Problem
Your reply should be one number: how many lines of the records below contain the string "data".
------------------------------------------------------------
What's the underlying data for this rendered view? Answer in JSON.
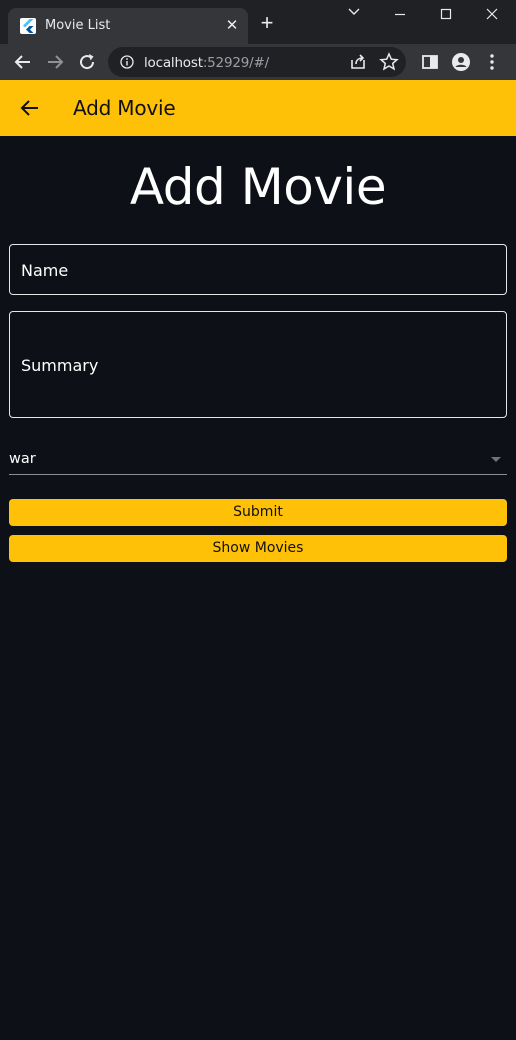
{
  "browser": {
    "tab_title": "Movie List",
    "url_host": "localhost",
    "url_rest": ":52929/#/"
  },
  "app_bar": {
    "title": "Add Movie"
  },
  "page": {
    "heading": "Add Movie"
  },
  "form": {
    "name_label": "Name",
    "summary_label": "Summary",
    "genre_value": "war",
    "submit_label": "Submit",
    "show_movies_label": "Show Movies"
  },
  "colors": {
    "accent": "#ffc107",
    "background": "#0d1017"
  }
}
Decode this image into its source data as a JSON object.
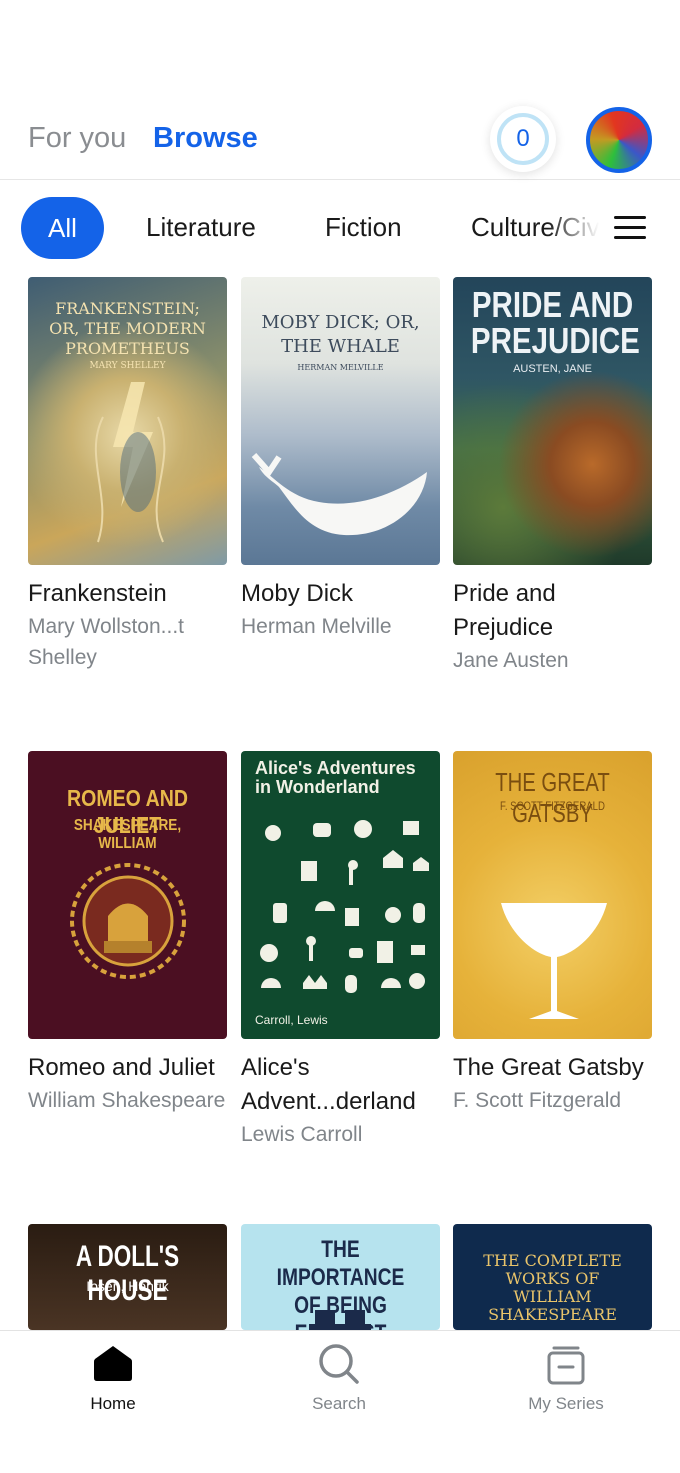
{
  "header": {
    "tabs": [
      "For you",
      "Browse"
    ],
    "coin_count": "0"
  },
  "categories": {
    "items": [
      "All",
      "Literature",
      "Fiction",
      "Culture/Civ"
    ]
  },
  "books": [
    {
      "title": "Frankenstein",
      "author": "Mary Wollston...t Shelley",
      "cover_title": "FRANKENSTEIN; OR, THE MODERN PROMETHEUS",
      "cover_author": "MARY SHELLEY"
    },
    {
      "title": "Moby Dick",
      "author": "Herman Melville",
      "cover_title": "MOBY DICK; OR, THE WHALE",
      "cover_author": "HERMAN MELVILLE"
    },
    {
      "title": "Pride and Prejudice",
      "author": "Jane Austen",
      "cover_title": "PRIDE AND PREJUDICE",
      "cover_author": "AUSTEN, JANE"
    },
    {
      "title": "Romeo and Juliet",
      "author": "William Shakespeare",
      "cover_title": "ROMEO AND JULIET",
      "cover_author": "SHAKESPEARE, WILLIAM"
    },
    {
      "title": "Alice's Advent...derland",
      "author": "Lewis Carroll",
      "cover_title": "Alice's Adventures in Wonderland",
      "cover_author": "Carroll, Lewis"
    },
    {
      "title": "The Great Gatsby",
      "author": "F. Scott Fitzgerald",
      "cover_title": "THE GREAT GATSBY",
      "cover_author": "F. SCOTT FITZGERALD"
    },
    {
      "cover_title": "A DOLL'S HOUSE",
      "cover_author": "Ibsen, Henrik"
    },
    {
      "cover_title": "THE IMPORTANCE OF BEING EARNEST"
    },
    {
      "cover_title": "THE COMPLETE WORKS OF WILLIAM SHAKESPEARE"
    }
  ],
  "bottom_nav": {
    "home": "Home",
    "search": "Search",
    "series": "My Series"
  },
  "colors": {
    "accent": "#1463e8",
    "muted_text": "#80858a"
  }
}
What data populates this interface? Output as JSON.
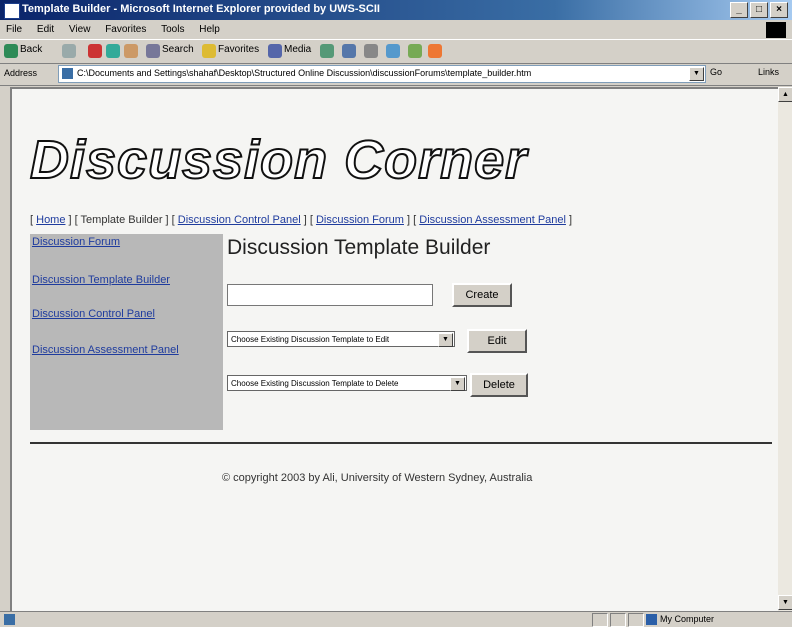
{
  "window": {
    "title": "Template Builder - Microsoft Internet Explorer provided by UWS-SCII"
  },
  "menu": [
    "File",
    "Edit",
    "View",
    "Favorites",
    "Tools",
    "Help"
  ],
  "toolbar": {
    "back": "Back",
    "search": "Search",
    "favorites": "Favorites",
    "media": "Media"
  },
  "address": {
    "label": "Address",
    "url": "C:\\Documents and Settings\\shahaf\\Desktop\\Structured Online Discussion\\discussionForums\\template_builder.htm",
    "go": "Go",
    "links": "Links"
  },
  "page": {
    "logo": "Discussion Corner",
    "nav": {
      "open1": "[ ",
      "home": "Home",
      "sep1": " ] [ Template Builder ] [ ",
      "control_panel": "Discussion Control Panel",
      "sep2": " ] [ ",
      "forum": "Discussion Forum",
      "sep3": " ] [ ",
      "assessment": "Discussion Assessment Panel",
      "close": " ]"
    },
    "sidebar": [
      "Discussion Forum",
      "Discussion Template Builder",
      "Discussion Control Panel",
      "Discussion Assessment Panel"
    ],
    "heading": "Discussion Template Builder",
    "create_input_value": "",
    "create_button": "Create",
    "edit_select": "Choose Existing Discussion Template to Edit",
    "edit_button": "Edit",
    "delete_select": "Choose Existing Discussion Template to Delete",
    "delete_button": "Delete",
    "copyright": "© copyright 2003 by Ali, University of Western Sydney, Australia"
  },
  "status": {
    "zone": "My Computer"
  }
}
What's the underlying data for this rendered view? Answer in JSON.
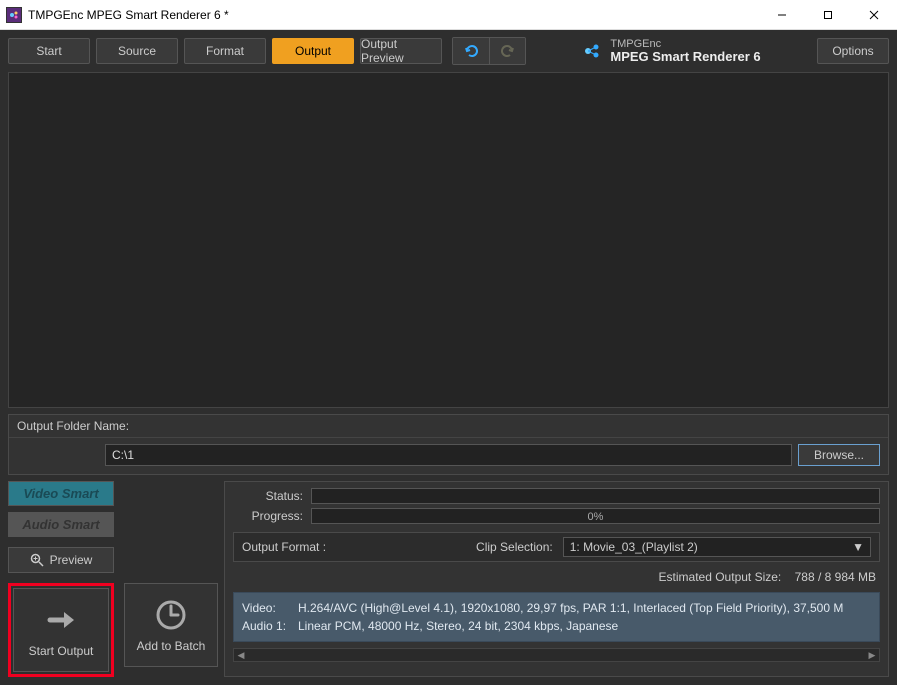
{
  "window": {
    "title": "TMPGEnc MPEG Smart Renderer 6 *"
  },
  "toolbar": {
    "start": "Start",
    "source": "Source",
    "format": "Format",
    "output": "Output",
    "output_preview": "Output Preview",
    "options": "Options"
  },
  "brand": {
    "line1": "TMPGEnc",
    "line2": "MPEG Smart Renderer 6"
  },
  "folder": {
    "label": "Output Folder Name:",
    "path": "C:\\1",
    "browse": "Browse..."
  },
  "badges": {
    "video": "Video Smart",
    "audio": "Audio Smart"
  },
  "preview_btn": "Preview",
  "big_buttons": {
    "start_output": "Start Output",
    "add_to_batch": "Add to Batch"
  },
  "status": {
    "status_label": "Status:",
    "progress_label": "Progress:",
    "progress_pct": "0%"
  },
  "format_row": {
    "output_format_label": "Output Format :",
    "clip_selection_label": "Clip Selection:",
    "clip_value": "1: Movie_03_(Playlist 2)"
  },
  "estimated": {
    "label": "Estimated Output Size:",
    "value": "788 / 8 984 MB"
  },
  "info": {
    "video_label": "Video:",
    "video_value": "H.264/AVC (High@Level 4.1), 1920x1080, 29,97  fps, PAR 1:1, Interlaced (Top Field Priority), 37,500 M",
    "audio_label": "Audio 1:",
    "audio_value": "Linear PCM, 48000  Hz, Stereo, 24 bit, 2304 kbps, Japanese"
  }
}
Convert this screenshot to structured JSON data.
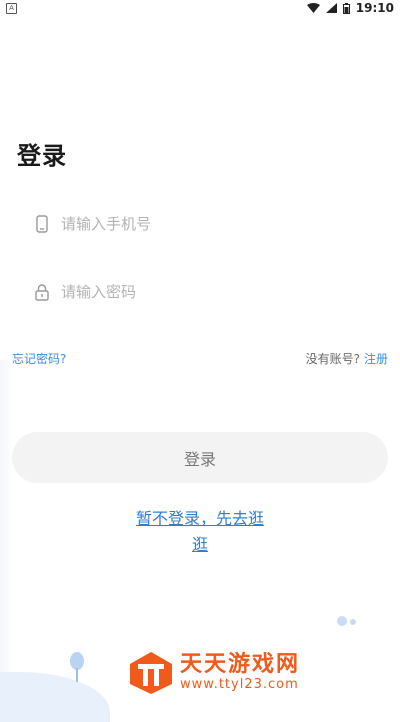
{
  "status_bar": {
    "notification_icon": "a-notification-icon",
    "time": "19:10",
    "icons": [
      "wifi-icon",
      "signal-icon",
      "battery-icon"
    ]
  },
  "page": {
    "title": "登录"
  },
  "phone": {
    "placeholder": "请输入手机号",
    "icon": "phone-icon"
  },
  "password": {
    "placeholder": "请输入密码",
    "icon": "lock-icon"
  },
  "links": {
    "forgot": "忘记密码?",
    "no_account": "没有账号?",
    "register": "注册"
  },
  "login_button": "登录",
  "browse_link_line1": "暂不登录，先去逛",
  "browse_link_line2": "逛",
  "watermark": {
    "logo_letters": "TT",
    "name": "天天游戏网",
    "url": "www.ttyl23.com"
  },
  "colors": {
    "link": "#3a8ee6",
    "watermark": "#f05a1a",
    "button_bg": "#f3f3f3"
  }
}
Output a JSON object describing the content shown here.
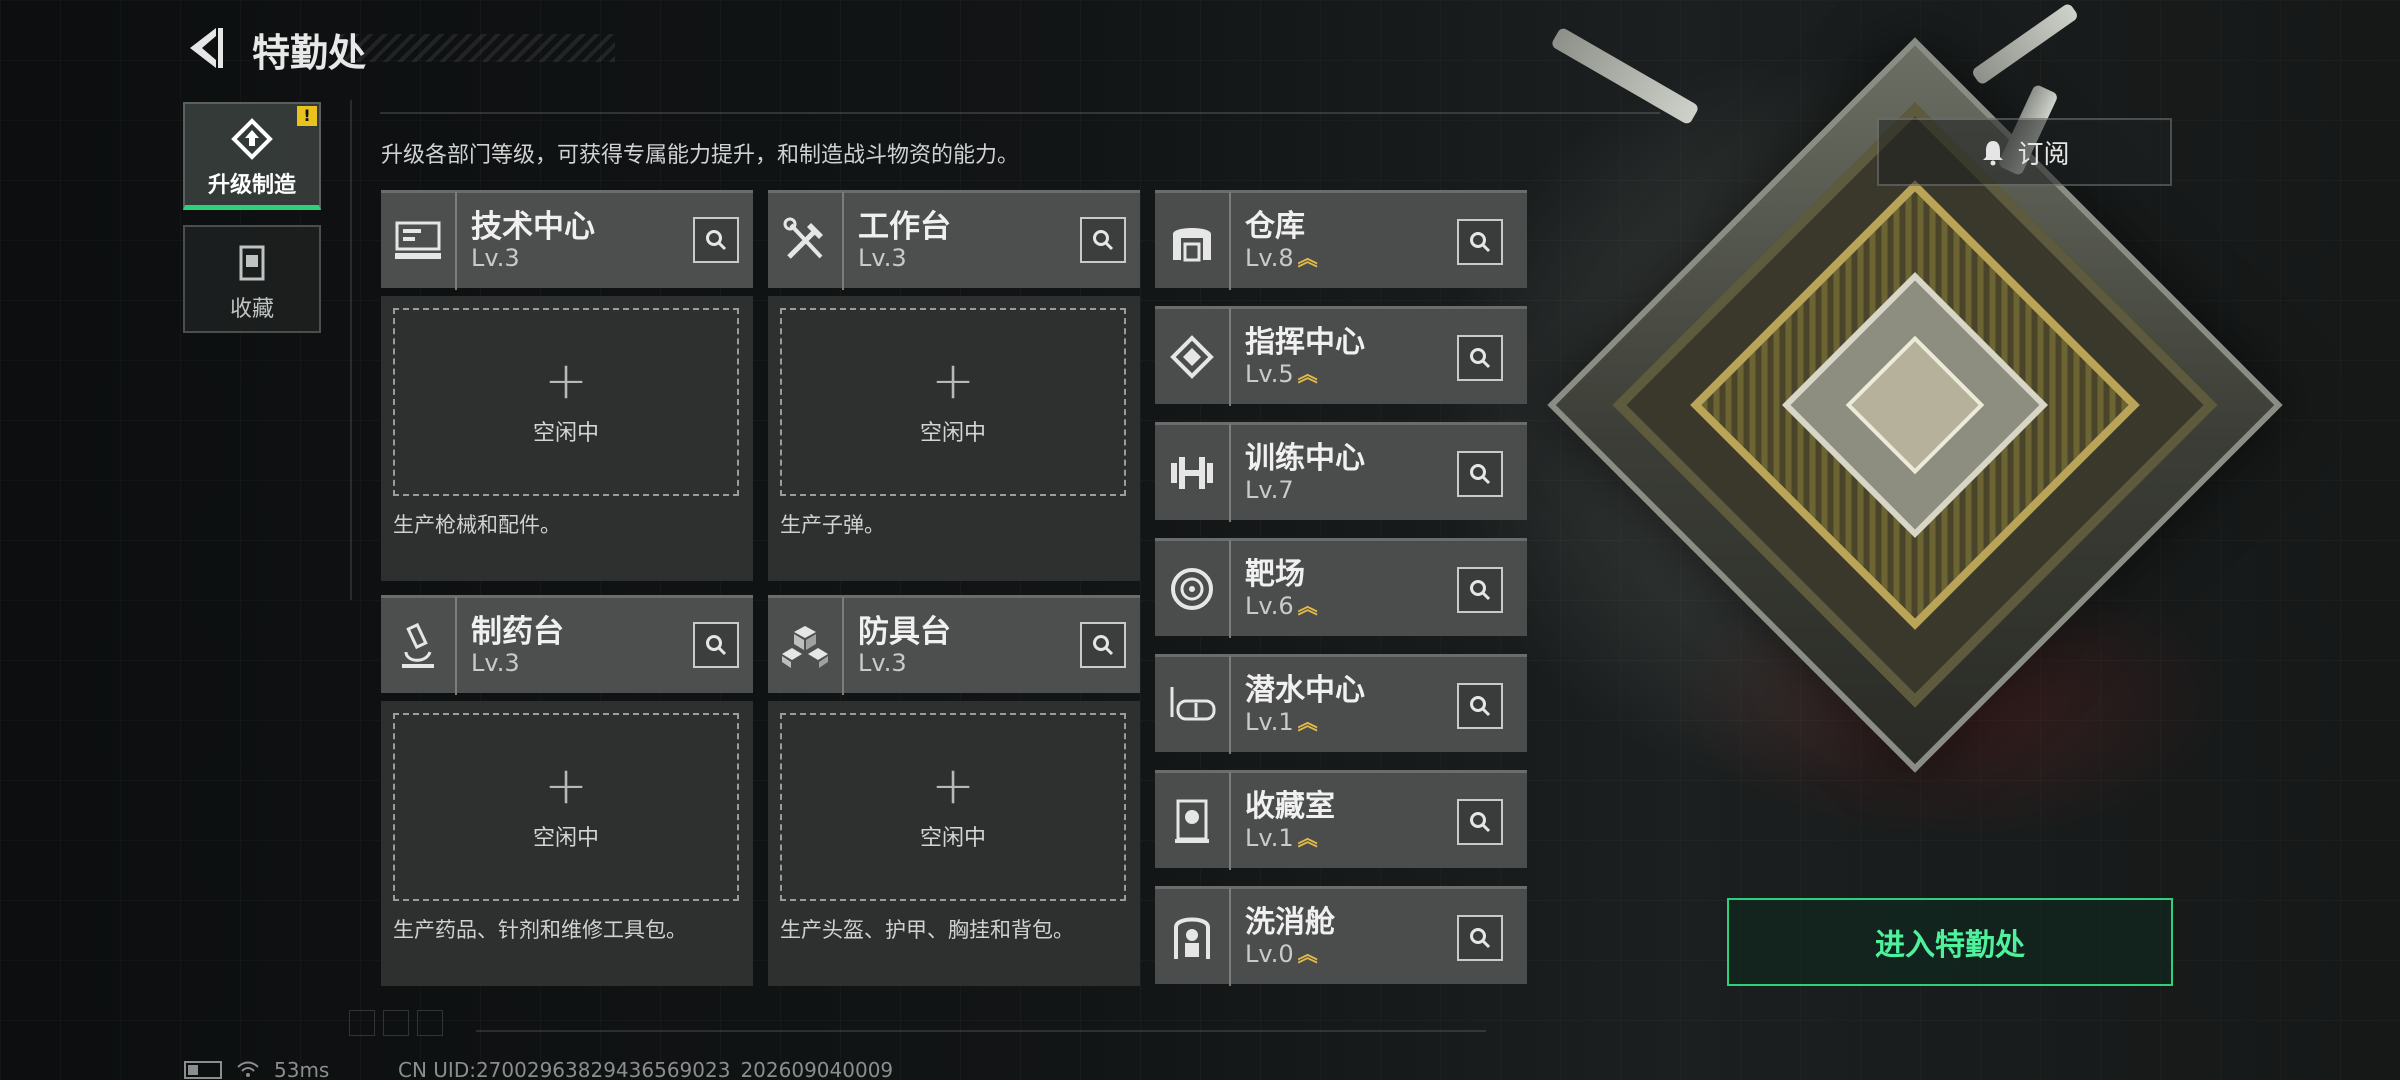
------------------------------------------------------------
Exercise solution
5